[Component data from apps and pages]

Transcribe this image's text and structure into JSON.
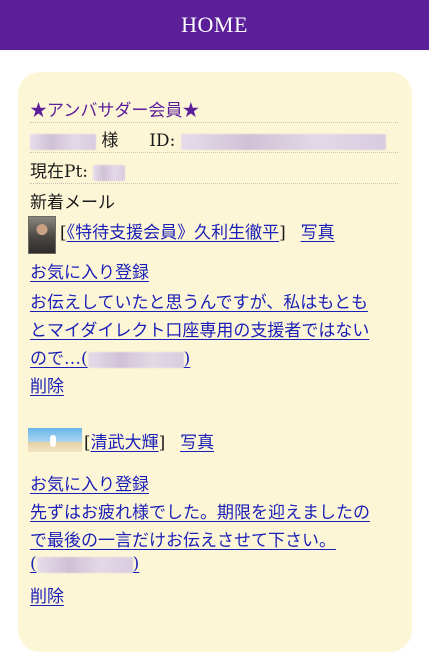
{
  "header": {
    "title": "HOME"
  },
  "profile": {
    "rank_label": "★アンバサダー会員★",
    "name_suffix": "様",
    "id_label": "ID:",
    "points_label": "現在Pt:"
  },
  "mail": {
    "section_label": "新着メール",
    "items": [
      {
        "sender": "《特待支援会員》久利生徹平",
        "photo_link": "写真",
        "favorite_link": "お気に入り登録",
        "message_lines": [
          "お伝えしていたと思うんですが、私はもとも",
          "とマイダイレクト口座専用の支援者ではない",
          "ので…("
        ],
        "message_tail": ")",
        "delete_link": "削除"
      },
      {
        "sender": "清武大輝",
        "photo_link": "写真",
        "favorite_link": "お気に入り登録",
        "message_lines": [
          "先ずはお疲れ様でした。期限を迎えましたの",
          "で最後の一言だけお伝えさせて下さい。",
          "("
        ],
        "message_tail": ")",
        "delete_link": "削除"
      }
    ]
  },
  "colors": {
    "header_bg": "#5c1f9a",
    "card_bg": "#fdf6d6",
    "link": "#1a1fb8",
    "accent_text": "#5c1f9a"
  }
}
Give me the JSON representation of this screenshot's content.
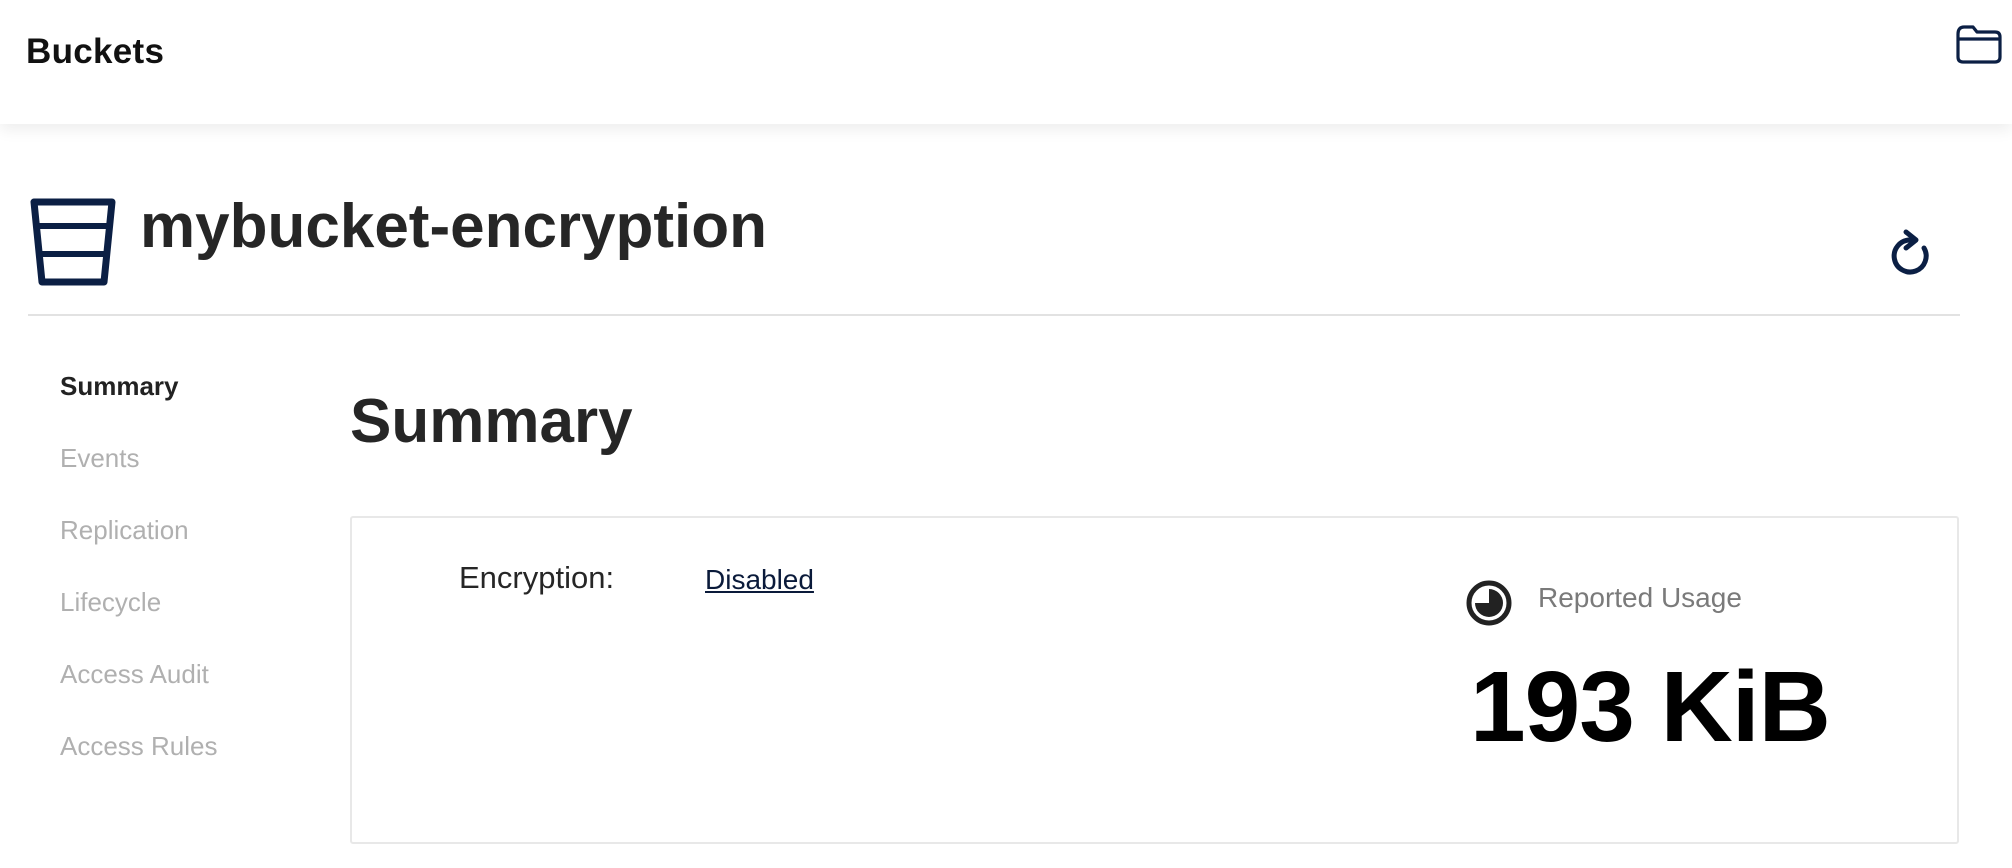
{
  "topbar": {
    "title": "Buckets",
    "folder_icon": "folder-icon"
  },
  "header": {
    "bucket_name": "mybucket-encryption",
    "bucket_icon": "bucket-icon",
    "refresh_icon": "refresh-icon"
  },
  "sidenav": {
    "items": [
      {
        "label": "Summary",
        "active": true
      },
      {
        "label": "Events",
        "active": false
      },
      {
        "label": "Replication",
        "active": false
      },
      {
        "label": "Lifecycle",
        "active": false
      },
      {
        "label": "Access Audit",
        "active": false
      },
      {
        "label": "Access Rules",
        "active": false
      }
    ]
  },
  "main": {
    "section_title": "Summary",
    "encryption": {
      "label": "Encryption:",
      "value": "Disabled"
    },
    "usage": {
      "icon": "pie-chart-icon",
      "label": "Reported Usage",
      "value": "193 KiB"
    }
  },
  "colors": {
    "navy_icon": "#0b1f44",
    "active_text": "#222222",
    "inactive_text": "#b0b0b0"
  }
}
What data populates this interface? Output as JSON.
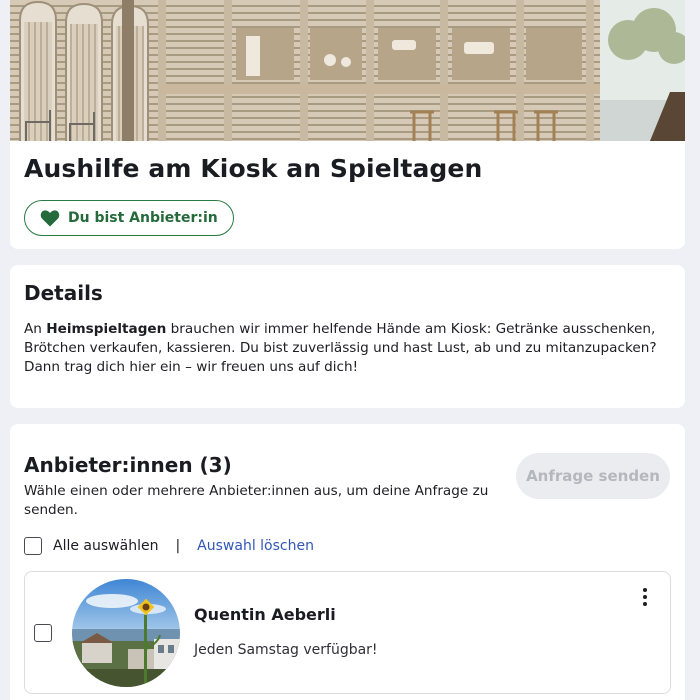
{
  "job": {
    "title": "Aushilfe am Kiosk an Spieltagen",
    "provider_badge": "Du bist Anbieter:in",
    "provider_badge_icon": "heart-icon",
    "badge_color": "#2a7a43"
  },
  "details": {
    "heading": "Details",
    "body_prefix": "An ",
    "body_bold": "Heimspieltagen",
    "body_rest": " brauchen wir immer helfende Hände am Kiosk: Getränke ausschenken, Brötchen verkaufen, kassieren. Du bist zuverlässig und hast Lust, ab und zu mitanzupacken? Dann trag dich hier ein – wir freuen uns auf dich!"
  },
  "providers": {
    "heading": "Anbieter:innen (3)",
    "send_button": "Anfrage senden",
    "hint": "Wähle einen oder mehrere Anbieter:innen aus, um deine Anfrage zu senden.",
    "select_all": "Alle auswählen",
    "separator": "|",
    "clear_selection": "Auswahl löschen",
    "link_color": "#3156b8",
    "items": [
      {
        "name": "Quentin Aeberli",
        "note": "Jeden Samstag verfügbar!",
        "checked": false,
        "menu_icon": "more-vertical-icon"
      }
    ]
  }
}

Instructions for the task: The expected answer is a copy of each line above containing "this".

Reply:
Transcribe this image's text and structure into JSON.
Give me the JSON representation of this screenshot's content.
What data populates this interface? Output as JSON.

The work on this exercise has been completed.